US7930683 *Mar 31, 2006Apr 19, 2011Sap AgTest automation method for software programs
US8028255 *Feb 21, 2008Sep 27, 2011Ricoh Company, Ltd.Semiconductor integrated circuit, semiconductor integrated circuit design support device, and semiconductor integrated circuit manufacturing method
US8489544 *Jun 4, 2008Jul 16, 2013John P. FordSystem and method for prioritization and display of aggregated data
US8595584 *May 19, 2008Nov 26, 2013Freescale Semiconductor, Inc.Method and apparatus for interleaving a data stream using quadrature permutation polynomial functions (QPP)
US8667346 *Jan 24, 2013Mar 4, 2014Fujitsu LimitedSemiconductor integrated circuit device, method of controlling the semiconductor integrated circuit device and information processing system
US8692592Jun 30, 2005Apr 8, 2014Texas Instruments IncorporatedDigital storage element architecture comprising integrated 2-to-1 multiplexer functionality
US8707265 *Feb 28, 2011Apr 22, 2014Sap AgTest automation method for software programs
US20090177045 *Jun 4, 2008Jul 9, 2009Ford John PSystem and method for data aggregation and prioritization
US20110060963 *May 19, 2008Mar 10, 2011Freescale Semiconductor, Inc.Method and apparatus for interleaving a data stream using quadrature permutation polynomial functions (qpp)
US20110239096 *Sep 17, 2010Sep 29, 2011Kabushiki Kaisha ToshibaData memory device and method of programming to the same
US20110258599 *Feb 28, 2011Oct 20, 2011Chunyue LiTest automation method for software programs
US20120110224 *Oct 28, 2011May 3, 2012Olympus CorporationData processing apparatus and image processing apparatus
US20130139016 *Jan 24, 2013May 30, 2013Fujitsu LimitedSemiconductor integrated circuit device, method of controlling the semiconductor integrated circuit device and information processing system
USRE41187Mar 13, 2008Mar 30, 2010Cooke Laurence HVariable clocked scan test circuitry and method

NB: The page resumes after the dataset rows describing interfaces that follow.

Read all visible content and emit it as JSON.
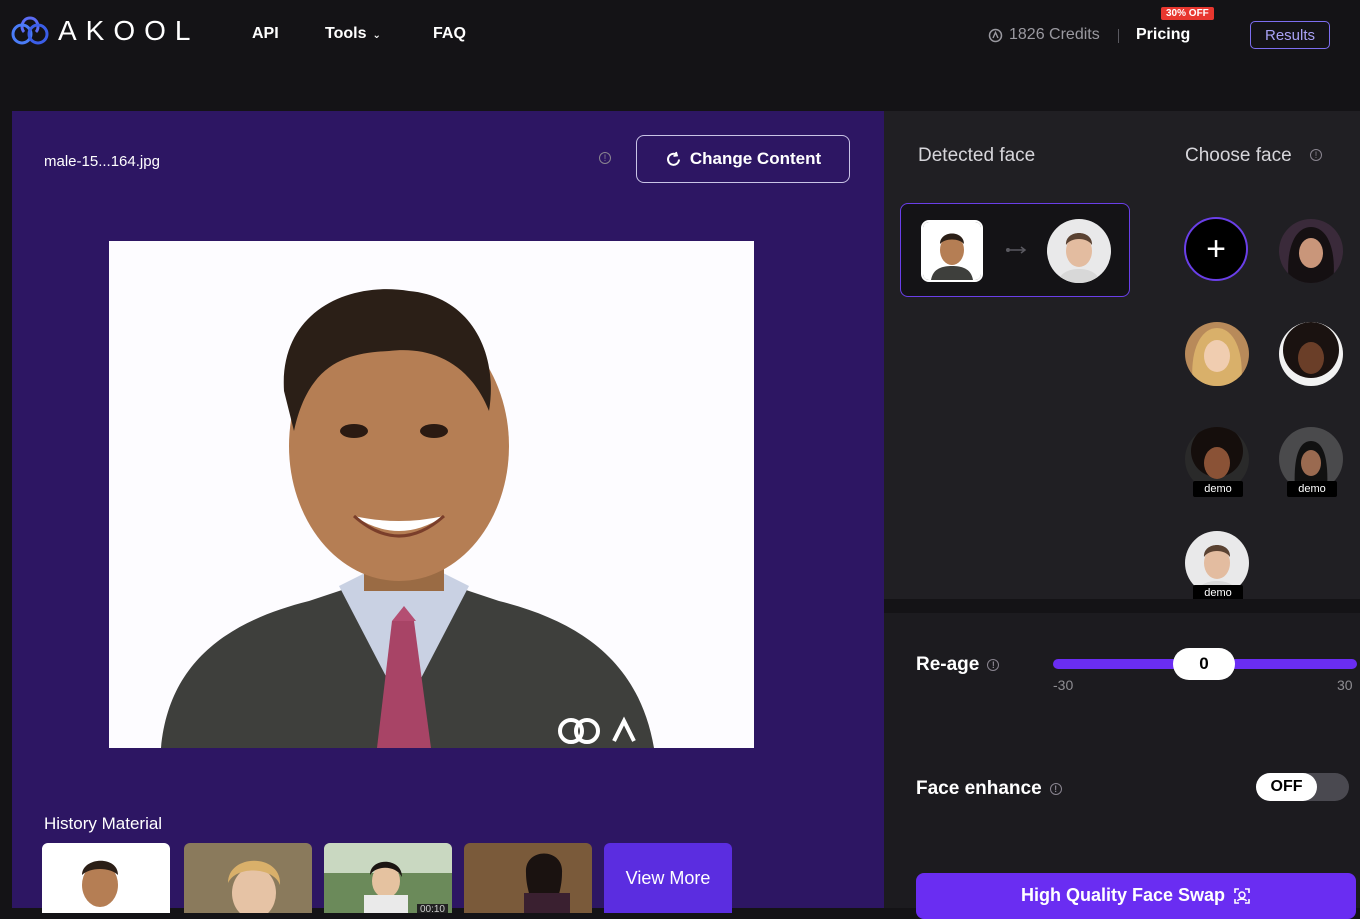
{
  "header": {
    "logo_text": "AKOOL",
    "nav": [
      {
        "label": "API"
      },
      {
        "label": "Tools",
        "has_dropdown": true
      },
      {
        "label": "FAQ"
      }
    ],
    "credits_text": "1826 Credits",
    "pricing_label": "Pricing",
    "pricing_badge": "30% OFF",
    "results_label": "Results"
  },
  "content": {
    "filename": "male-15...164.jpg",
    "change_button": "Change Content",
    "history_title": "History Material",
    "history_items": [
      {
        "type": "image",
        "selected": true
      },
      {
        "type": "image"
      },
      {
        "type": "video",
        "duration": "00:10"
      },
      {
        "type": "image"
      }
    ],
    "view_more_label": "View More"
  },
  "face_panel": {
    "detected_title": "Detected face",
    "choose_title": "Choose face",
    "choose_faces": [
      {
        "kind": "add"
      },
      {
        "kind": "face"
      },
      {
        "kind": "face"
      },
      {
        "kind": "face"
      },
      {
        "kind": "face",
        "tag": "demo"
      },
      {
        "kind": "face",
        "tag": "demo"
      },
      {
        "kind": "face",
        "tag": "demo"
      }
    ]
  },
  "settings": {
    "reage_label": "Re-age",
    "reage_value": "0",
    "reage_min": "-30",
    "reage_max": "30",
    "enhance_label": "Face enhance",
    "enhance_state": "OFF",
    "submit_label": "High Quality Face Swap"
  },
  "colors": {
    "accent": "#6a2df2",
    "panel_purple": "#2d1663",
    "background": "#141316"
  }
}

CN1956096BSep 11, 2006May 19, 2010三星电子株式会社Memory device input buffer, related memory device, controller and system
WO2003093843A1 *Apr 16, 2003Nov 13, 2003Logicvision IncCircuit and method for adding parametric test capability to digital boundary scan
WO2003104828A1 *Jun 11, 2003Dec 18, 2003On Chip Technologies IncVariable clock scan test circuitry and method
Classifications
U.S. Classification714/730, 714/727
International ClassificationG11C11/401, G11C29/32, G11C29/12, G01R31/28
Cooperative ClassificationG11C29/32
European ClassificationG11C29/32
Legal Events
DateCodeEventDescription
Sep 28, 2012FPAYFee payment
Year of fee payment: 12
Aug 2, 2010ASAssignment
Owner name: FUJITSU SEMICONDUCTOR LIMITED, JAPAN
Free format text: CHANGE OF NAME;ASSIGNOR:FUJITSU MICROELECTRONICS LIMITED;REEL/FRAME:024804/0269
Effective date: 20100401
Dec 5, 2008ASAssignment
Owner name: FUJITSU MICROELECTRONICS LIMITED, JAPAN
Free format text: ASSIGNMENT OF ASSIGNORS INTEREST;ASSIGNOR:FUJITSU LIMITED;REEL/FRAME:021976/0876
Effective date: 20081104
Owner name: FUJITSU MICROELECTRONICS LIMITED,JAPAN
Free format text: ASSIGNMENT OF ASSIGNORS INTEREST;ASSIGNOR:FUJITSU LIMITED;US-ASSIGNMENT DATABASE UPDATED:20100323;REEL/FRAME:21976/876
Oct 23, 2008FPAYFee payment
Year of fee payment: 8
Oct 20, 2004FPAYFee payment
Year of fee payment: 4
Jun 3, 1998ASAssignment
Owner name: FUJITSU LIMITED, JAPAN
Free format text: ASSIGNMENT OF ASSIGNORS INTEREST;ASSIGNOR:MAKI, TAKASHI;REEL/FRAME:009226/0665
Effective date: 19980414